Are you Sitting Comfortably?
Achieving a good sitting position is the result of a number of interrelated factors involving the support surface, the chair, supporting the body.
The head positioned centrally to a straight spine and shoulders facilitates interaction with people and surroundings.
Supported arms help maintain trunk and shoulder position and provide arm support for activities.
If the back and neck are in line with the pelvis this maintains a central position and ensures support for the head.
Supported and well-positioned pelvis will maintain a functional head position and avoid twisting and rotating which can cause the spine to flex and bend.
Straight, vertical pelvis assists with even weight distribution across the seat’s surface whilst maintaining the spine’s “midline”, symmetrical position ensuring that internal organs and blood supply function effectively, improving breathing and digestion.
Ramped seat angle helps to keep the pelvis upright and prevents sliding forward or “shearing” which puts stress on the skin and the muscle tissue.
Supporting the feet helps to distribute the weight of the legs onto the floor and by keeping the knees at the correct height so thighs are level, reduces pressure on the underside of the thighs allowing full circulation to lower legs and feet.

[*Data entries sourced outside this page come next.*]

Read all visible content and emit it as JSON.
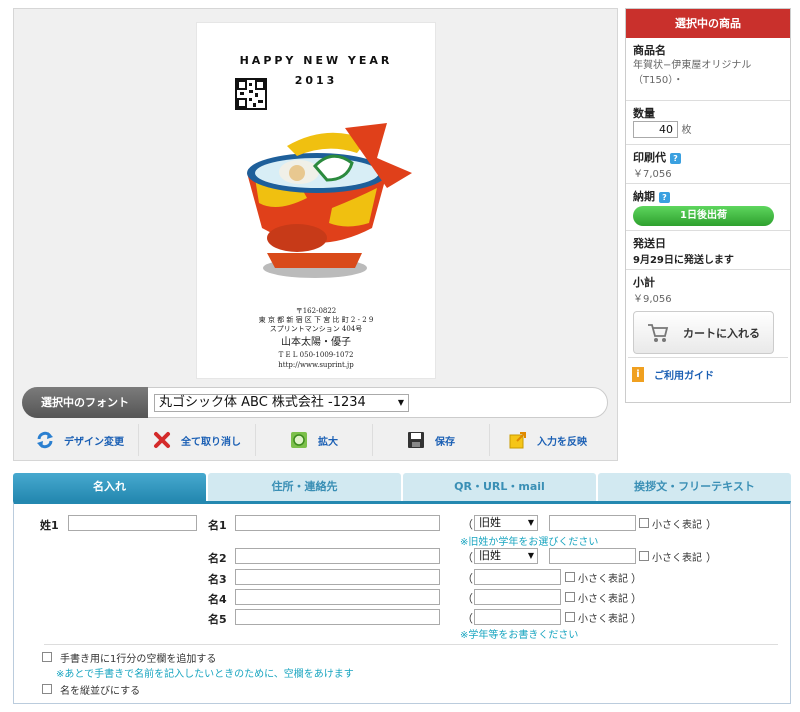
{
  "card": {
    "greeting": "HAPPY NEW YEAR",
    "year": "2013",
    "address_lines": [
      "〒162-0822",
      "東 京 都 新 宿 区 下 宮 比 町 2 - 2 9",
      "スプリントマンション 404号"
    ],
    "names": "山本太陽・優子",
    "tel": "T E L  050-1009-1072",
    "url": "http://www.suprint.jp"
  },
  "font_bar": {
    "label": "選択中のフォント",
    "selected_font": "丸ゴシック体 ABC 株式会社 -1234"
  },
  "toolbar": [
    {
      "label": "デザイン変更",
      "icon": "refresh-icon"
    },
    {
      "label": "全て取り消し",
      "icon": "close-icon"
    },
    {
      "label": "拡大",
      "icon": "zoom-icon"
    },
    {
      "label": "保存",
      "icon": "save-icon"
    },
    {
      "label": "入力を反映",
      "icon": "apply-icon"
    }
  ],
  "sidebar": {
    "header": "選択中の商品",
    "product_label": "商品名",
    "product_name": "年賀状−伊東屋オリジナル（T150）・",
    "quantity_label": "数量",
    "quantity": "40",
    "quantity_unit": "枚",
    "print_cost_label": "印刷代",
    "print_cost": "￥7,056",
    "delivery_label": "納期",
    "delivery_option": "1日後出荷",
    "ship_date_label": "発送日",
    "ship_date": "9月29日に発送します",
    "subtotal_label": "小計",
    "subtotal": "￥9,056",
    "cart_button": "カートに入れる",
    "guide_link": "ご利用ガイド"
  },
  "tabs": [
    "名入れ",
    "住所・連絡先",
    "QR・URL・mail",
    "挨拶文・フリーテキスト"
  ],
  "form": {
    "surname_label": "姓1",
    "name_rows": [
      {
        "label": "名1",
        "select": "旧姓",
        "small": "小さく表記"
      },
      {
        "label": "名2",
        "select": "旧姓",
        "small": "小さく表記"
      },
      {
        "label": "名3",
        "select": "",
        "small": "小さく表記"
      },
      {
        "label": "名4",
        "select": "",
        "small": "小さく表記"
      },
      {
        "label": "名5",
        "select": "",
        "small": "小さく表記"
      }
    ],
    "open_paren": "（",
    "close_paren": "）",
    "note_old_name": "※旧姓か学年をお選びください",
    "note_grade": "※学年等をお書きください",
    "handwrite_option": "手書き用に1行分の空欄を追加する",
    "handwrite_note": "※あとで手書きで名前を記入したいときのために、空欄をあけます",
    "vertical_option": "名を縦並びにする"
  },
  "colors": {
    "accent_red": "#c9302c",
    "tab_blue": "#2488b0",
    "link_blue": "#1a5fb4",
    "note_cyan": "#19a5c0",
    "green": "#2ea02e"
  }
}
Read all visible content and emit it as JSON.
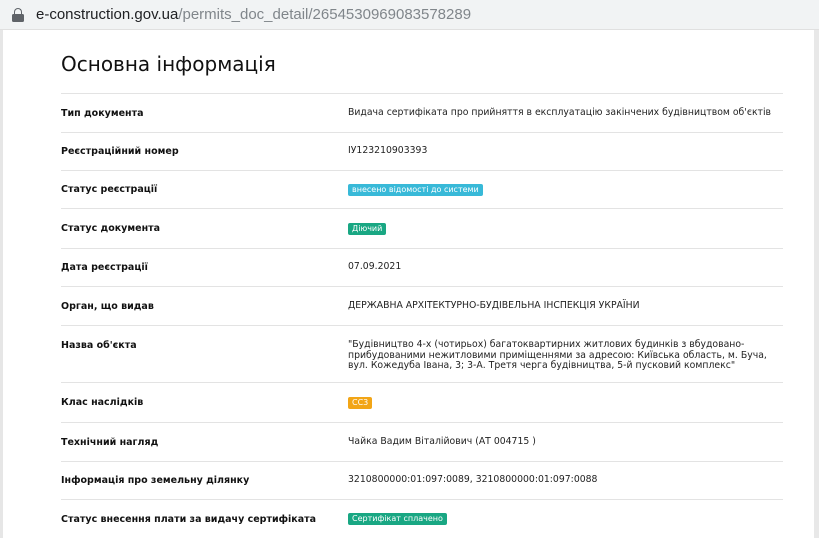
{
  "browser": {
    "url_domain": "e-construction.gov.ua",
    "url_path": "/permits_doc_detail/2654530969083578289",
    "lock_icon": "lock-icon"
  },
  "page": {
    "title": "Основна інформація"
  },
  "rows": [
    {
      "label": "Тип документа",
      "value": "Видача сертифіката про прийняття в експлуатацію закінчених будівництвом об'єктів"
    },
    {
      "label": "Реєстраційний номер",
      "value": "ІУ123210903393"
    },
    {
      "label": "Статус реєстрації",
      "value": "внесено відомості до системи",
      "badge_color": "#38b9d8"
    },
    {
      "label": "Статус документа",
      "value": "Діючий",
      "badge_color": "#19a783"
    },
    {
      "label": "Дата реєстрації",
      "value": "07.09.2021"
    },
    {
      "label": "Орган, що видав",
      "value": "ДЕРЖАВНА АРХІТЕКТУРНО-БУДІВЕЛЬНА ІНСПЕКЦІЯ УКРАЇНИ"
    },
    {
      "label": "Назва об'єкта",
      "value": "\"Будівництво 4-х (чотирьох) багатоквартирних житлових будинків з вбудовано-прибудованими нежитловими приміщеннями за адресою: Київська область, м. Буча, вул. Кожедуба Івана, 3; 3-А. Третя черга будівництва, 5-й пусковий комплекс\""
    },
    {
      "label": "Клас наслідків",
      "value": "СС3",
      "badge_color": "#f2a516"
    },
    {
      "label": "Технічний нагляд",
      "value": "Чайка Вадим Віталійович (АТ 004715 )"
    },
    {
      "label": "Інформація про земельну ділянку",
      "value": "3210800000:01:097:0089, 3210800000:01:097:0088"
    },
    {
      "label": "Статус внесення плати за видачу сертифіката",
      "value": "Сертифікат сплачено",
      "badge_color": "#19a783"
    }
  ]
}
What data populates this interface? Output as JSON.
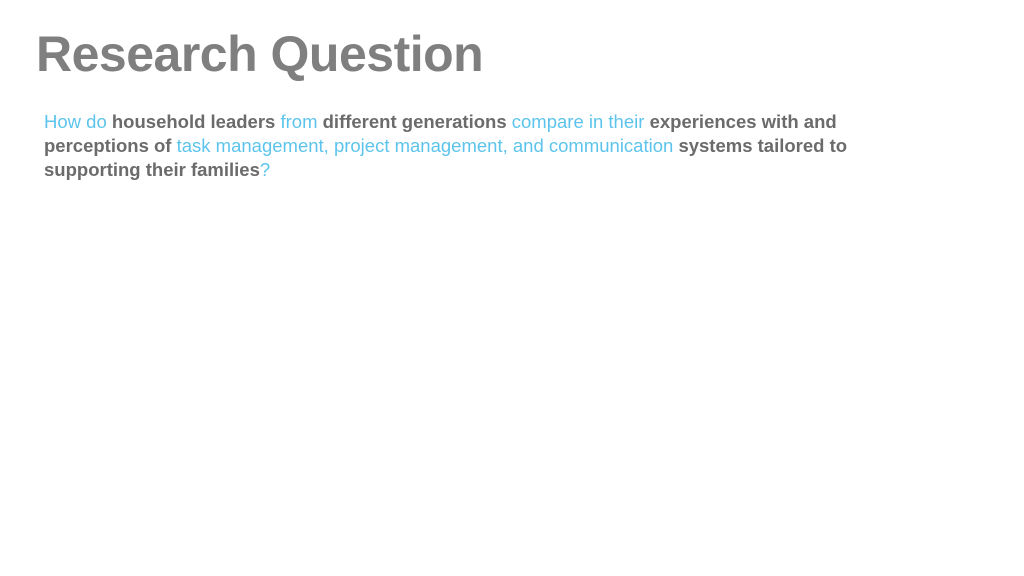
{
  "slide": {
    "title": "Research Question",
    "question_segments": [
      {
        "text": "How do ",
        "style": "light"
      },
      {
        "text": "household leaders ",
        "style": "bold"
      },
      {
        "text": "from ",
        "style": "light"
      },
      {
        "text": "different generations ",
        "style": "bold"
      },
      {
        "text": "compare in their ",
        "style": "light"
      },
      {
        "text": "experiences with and perceptions of ",
        "style": "bold"
      },
      {
        "text": "task management, project management, and communication ",
        "style": "light"
      },
      {
        "text": "systems tailored to supporting their families",
        "style": "bold"
      },
      {
        "text": "?",
        "style": "light"
      }
    ]
  },
  "colors": {
    "title": "#7f7f7f",
    "emphasis_text": "#6b6b6b",
    "accent_text": "#5cc4ec",
    "background": "#ffffff"
  }
}
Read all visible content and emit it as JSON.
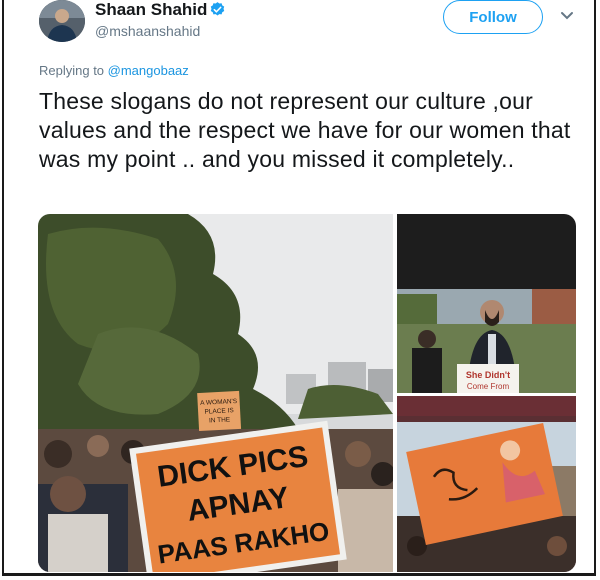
{
  "tweet": {
    "display_name": "Shaan Shahid",
    "handle": "@mshaanshahid",
    "follow_label": "Follow",
    "replying_prefix": "Replying to ",
    "replying_to": "@mangobaaz",
    "text": "These slogans do not represent our culture ,our values and the respect we have for our women that was my point .. and you missed it completely.."
  },
  "media": {
    "main_sign": [
      "DICK PICS",
      "APNAY",
      "PAAS RAKHO"
    ],
    "small_sign": [
      "A WOMAN'S",
      "PLACE IS",
      "IN THE"
    ],
    "man_sign": [
      "She Didn't",
      "Come From"
    ]
  },
  "colors": {
    "accent": "#1da1f2",
    "verified": "#1da1f2",
    "text": "#14171a",
    "muted": "#657786"
  }
}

Important Elements of Good Seating
For those who have limited ability to make small changes in movement, it is important to consider “dynamic” seating. Dynamic seating has a range of adjustments to tailor the chair to the user’s physical requirements to prevent the user becoming “fixed” in the same shape as the chair they are using. It enables posture and body weight to be adjusted throughout the day to prevent pressure build up in isolated areas.
Tilt in Space
Tilt in Space enables the occupant to be tilted forwards or backwards in a chair whilst maintaining the position of the knees and hips. A resting position can be achieved whilst maintaining their posture and pelvic position. By keeping the angle between the chair seat and back at around 110°, the occupant will not slide forwards into an uncomfortable, slumped position. Tilting the body has the effect of distributing weight over a larger contact surface providing a simple and effective way to combat the build up of pressure.
Elevating Footrest or Legrest
Lymphatic and blood circulation can be reduced through age or illness. Circulation to the legs is affected by the ability of the heart and arterial system to pump blood around the legs. Lifting and straightening the knees has the effect of allowing the blood to circulate more easily, reducing the effort required by the heart and arterial systems. Raising the legs is also used to help alleviate leg oedema, a build up of fluid in the legs.
Back Angle Recline
Traditionally, the independent back recline has facilitated resting or napping and is ideal for those who are able to maintain their position independently. However, for those less physically able to sustain pelvic stability, a back angle recline in conjunction with a steeply ramped or angled seat enables the benefit of a resting position or an upright position for meal times to be realized by this user group too.
Age and disability can lead to problems getting up from furniture due to reduced muscular strength and impaired functioning of the joints. Raise facilities within furniture gently lift individuals to a standing position without significant pressure placed upon limbs and joints whilst stability and positioning is maintained by ensuring the feet remain close to the floor.
Skin and muscle tissue are constantly subjected to pressure caused by body weight or friction. The effects of these pressures will vary between individuals according to health, weight and ability to correct and change posture. Distributing body weight over a larger surface area will help reduce pressure but in acute cases the introduction of special pressure relief cushions can improve relief and help prevent the development of pressure sores.
The contact surface between user and chair has great significance. Body temperature, perspiration and tactile response are dependent on the finish and quality of the material used to upholster the chair. The practicalities of keeping a chair clean must be considered along with its appearance. Durability and wear are also important elements in choosing the right material for a chair.